Anawer. – It is because the Mahāyāna is broad (vipulya) and all the Vehicles enter into it, whereas the Vehicle of the śrāvakas is narrow and does not contain the Mahāyāna. Thus the Ganges does not contain the great ocean because it is narrow, whereas the great ocean can receive all the rivers because it is vast. It is the same for the Mahāyāna. A stanza says:

The Mahāyāna is like the sea,
The Hīnayāna is like the water contained in the hoof print of an ox (gopada udakam).
The small cannot contain the great:
This comparison is applicable here.[4]

Footnotes and references:


For the salvation of beings, the bodhisattvas assume diverse forms of existence; they assume emanation bodies (nirmāṇakāya) to work for the benefit of all. See references in Saṃgraha, p. 42.


For the monastic precepts, see Kern, Histoire, II, p. 121–125; Oldenberg, Bouddha, p. 415–419, and above all the comparative study of E. Waldschmidt, Bruchstücke des Bhikṣuṇīprātimokṣa, Leipzig, 1926.


Suttanipāta, V, 6; Upasīvamāṇavapucchā, v. 1075–1076:

Upasīva: Atthangato so uda vā so vā so na ‘tthi … tathā hi te vidito esa dhammo.

Bhagavā: Atthangatassa na pamāṇam atthi; … smūhatā vādopathā pi sabbe ti.

“When the saint has disappeared, can one say that he is no longer, can one say that he is free of pain forever? Please explain this to me, O Sage, because you know. – About the one who has disappeared, there is no means of knowing him; there is nothing more of him by means of which one would speak about him; all the facts that constituted him are abolished; abolished are all the ways of speech.”

The same idea is expressed by the Saṃyutta, IV, p. 376–377: “The saint cannot be described as form, feeling, perception, volition, consciousness; in him, all the elements have been suppressed (pahīna), uprooted (ucchinnamūla), reduced to the state of a palm tree stump (tālāvatthukata), reduced to nothing (anabhāvakata), rendered incapable of later rebirth (āyatim anuppādakata). He is profound (gaṃbhīra), unmeasurable (appameyya), unfathomable (duppariyagāha) like the great ocean.
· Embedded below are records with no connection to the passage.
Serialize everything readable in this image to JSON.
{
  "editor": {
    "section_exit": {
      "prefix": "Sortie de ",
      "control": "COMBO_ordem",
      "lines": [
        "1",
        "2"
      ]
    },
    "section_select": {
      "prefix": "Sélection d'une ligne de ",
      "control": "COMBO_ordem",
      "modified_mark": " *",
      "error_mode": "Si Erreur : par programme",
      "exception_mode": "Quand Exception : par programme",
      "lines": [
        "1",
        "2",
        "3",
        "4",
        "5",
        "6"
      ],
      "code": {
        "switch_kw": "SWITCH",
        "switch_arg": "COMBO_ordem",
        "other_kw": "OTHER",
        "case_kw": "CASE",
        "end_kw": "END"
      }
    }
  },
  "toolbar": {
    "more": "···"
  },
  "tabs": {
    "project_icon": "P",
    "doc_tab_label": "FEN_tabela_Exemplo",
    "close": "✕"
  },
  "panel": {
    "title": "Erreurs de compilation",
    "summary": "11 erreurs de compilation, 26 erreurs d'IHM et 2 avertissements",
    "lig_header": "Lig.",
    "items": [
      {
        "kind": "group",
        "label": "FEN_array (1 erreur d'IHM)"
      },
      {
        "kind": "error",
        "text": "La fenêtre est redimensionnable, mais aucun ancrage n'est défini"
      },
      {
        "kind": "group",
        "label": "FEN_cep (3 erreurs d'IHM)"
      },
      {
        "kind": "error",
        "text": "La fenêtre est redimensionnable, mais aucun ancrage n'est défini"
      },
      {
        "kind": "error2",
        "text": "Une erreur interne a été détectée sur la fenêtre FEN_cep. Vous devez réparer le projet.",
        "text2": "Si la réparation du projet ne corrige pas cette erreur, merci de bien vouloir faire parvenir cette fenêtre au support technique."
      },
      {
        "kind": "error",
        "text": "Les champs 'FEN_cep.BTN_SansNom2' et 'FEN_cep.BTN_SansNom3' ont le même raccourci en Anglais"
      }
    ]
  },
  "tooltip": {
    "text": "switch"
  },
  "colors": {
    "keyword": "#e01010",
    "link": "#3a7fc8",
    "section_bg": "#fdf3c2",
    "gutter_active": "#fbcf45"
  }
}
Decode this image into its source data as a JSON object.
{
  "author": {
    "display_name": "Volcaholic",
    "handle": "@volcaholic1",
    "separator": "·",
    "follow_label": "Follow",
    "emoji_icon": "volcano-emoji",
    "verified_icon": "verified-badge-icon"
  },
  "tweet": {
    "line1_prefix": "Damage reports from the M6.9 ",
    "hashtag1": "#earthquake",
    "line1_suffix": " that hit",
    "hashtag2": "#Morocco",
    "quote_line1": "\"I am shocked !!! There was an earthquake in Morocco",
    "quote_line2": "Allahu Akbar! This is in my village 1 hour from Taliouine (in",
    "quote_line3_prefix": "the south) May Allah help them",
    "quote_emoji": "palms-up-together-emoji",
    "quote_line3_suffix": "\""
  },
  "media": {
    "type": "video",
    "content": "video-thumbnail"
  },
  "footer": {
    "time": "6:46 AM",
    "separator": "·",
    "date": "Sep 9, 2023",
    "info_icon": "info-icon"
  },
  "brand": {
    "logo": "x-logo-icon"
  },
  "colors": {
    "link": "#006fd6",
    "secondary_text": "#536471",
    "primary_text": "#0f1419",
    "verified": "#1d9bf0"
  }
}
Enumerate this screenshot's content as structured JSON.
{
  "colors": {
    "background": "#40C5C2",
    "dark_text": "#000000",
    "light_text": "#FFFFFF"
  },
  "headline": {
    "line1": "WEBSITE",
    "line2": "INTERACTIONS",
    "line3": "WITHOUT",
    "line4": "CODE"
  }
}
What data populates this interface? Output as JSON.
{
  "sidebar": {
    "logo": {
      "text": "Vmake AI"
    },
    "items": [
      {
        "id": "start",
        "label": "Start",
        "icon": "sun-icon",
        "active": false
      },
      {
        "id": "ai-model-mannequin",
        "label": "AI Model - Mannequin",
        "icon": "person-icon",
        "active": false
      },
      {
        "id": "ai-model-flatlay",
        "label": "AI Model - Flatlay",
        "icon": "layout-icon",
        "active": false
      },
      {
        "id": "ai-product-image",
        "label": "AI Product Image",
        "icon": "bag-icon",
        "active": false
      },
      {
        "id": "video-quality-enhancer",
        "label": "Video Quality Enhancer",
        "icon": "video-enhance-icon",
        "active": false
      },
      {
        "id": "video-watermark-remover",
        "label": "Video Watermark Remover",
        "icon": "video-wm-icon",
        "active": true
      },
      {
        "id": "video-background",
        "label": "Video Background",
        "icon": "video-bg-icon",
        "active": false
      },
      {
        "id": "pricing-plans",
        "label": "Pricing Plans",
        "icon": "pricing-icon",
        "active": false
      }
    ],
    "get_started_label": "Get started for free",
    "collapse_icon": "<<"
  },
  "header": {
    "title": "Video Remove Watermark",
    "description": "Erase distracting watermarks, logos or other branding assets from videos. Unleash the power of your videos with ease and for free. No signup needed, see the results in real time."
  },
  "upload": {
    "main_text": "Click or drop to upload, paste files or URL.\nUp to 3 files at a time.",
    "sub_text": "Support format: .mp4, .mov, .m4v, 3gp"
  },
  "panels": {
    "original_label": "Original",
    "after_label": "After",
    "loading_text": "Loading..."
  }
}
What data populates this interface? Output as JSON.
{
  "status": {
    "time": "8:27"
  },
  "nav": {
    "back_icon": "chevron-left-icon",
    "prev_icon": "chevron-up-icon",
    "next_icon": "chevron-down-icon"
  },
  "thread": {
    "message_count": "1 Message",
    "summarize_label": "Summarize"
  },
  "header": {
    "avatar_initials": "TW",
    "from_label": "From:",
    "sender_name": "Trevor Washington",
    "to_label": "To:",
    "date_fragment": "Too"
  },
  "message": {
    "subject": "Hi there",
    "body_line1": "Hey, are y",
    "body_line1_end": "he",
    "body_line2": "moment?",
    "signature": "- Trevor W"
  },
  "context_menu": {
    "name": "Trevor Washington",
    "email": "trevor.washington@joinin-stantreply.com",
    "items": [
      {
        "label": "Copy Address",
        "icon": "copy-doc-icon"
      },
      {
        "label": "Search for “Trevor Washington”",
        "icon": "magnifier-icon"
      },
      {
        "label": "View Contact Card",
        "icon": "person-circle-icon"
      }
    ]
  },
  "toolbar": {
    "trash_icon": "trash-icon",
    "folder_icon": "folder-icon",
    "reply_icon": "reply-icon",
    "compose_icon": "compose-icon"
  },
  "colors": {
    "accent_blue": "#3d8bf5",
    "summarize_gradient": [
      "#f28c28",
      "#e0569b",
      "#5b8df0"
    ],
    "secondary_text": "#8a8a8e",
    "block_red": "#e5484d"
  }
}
One cannot say: he is, he is not, he both is and is not, or he neither is or is not.”


The water contained in the hoof print of an ox (gopadam udakam) is compared to the immense waters of the ocean (mahāsamudro ’parimitajaladharaḥ) in the same way that the smallest is compared with the greatest. Cf. Aṅguttara, IV, p. 102; Milinda, p. 287; Saṃdhinirmocana, p. 207–208, Divyāvadāna, p. 397.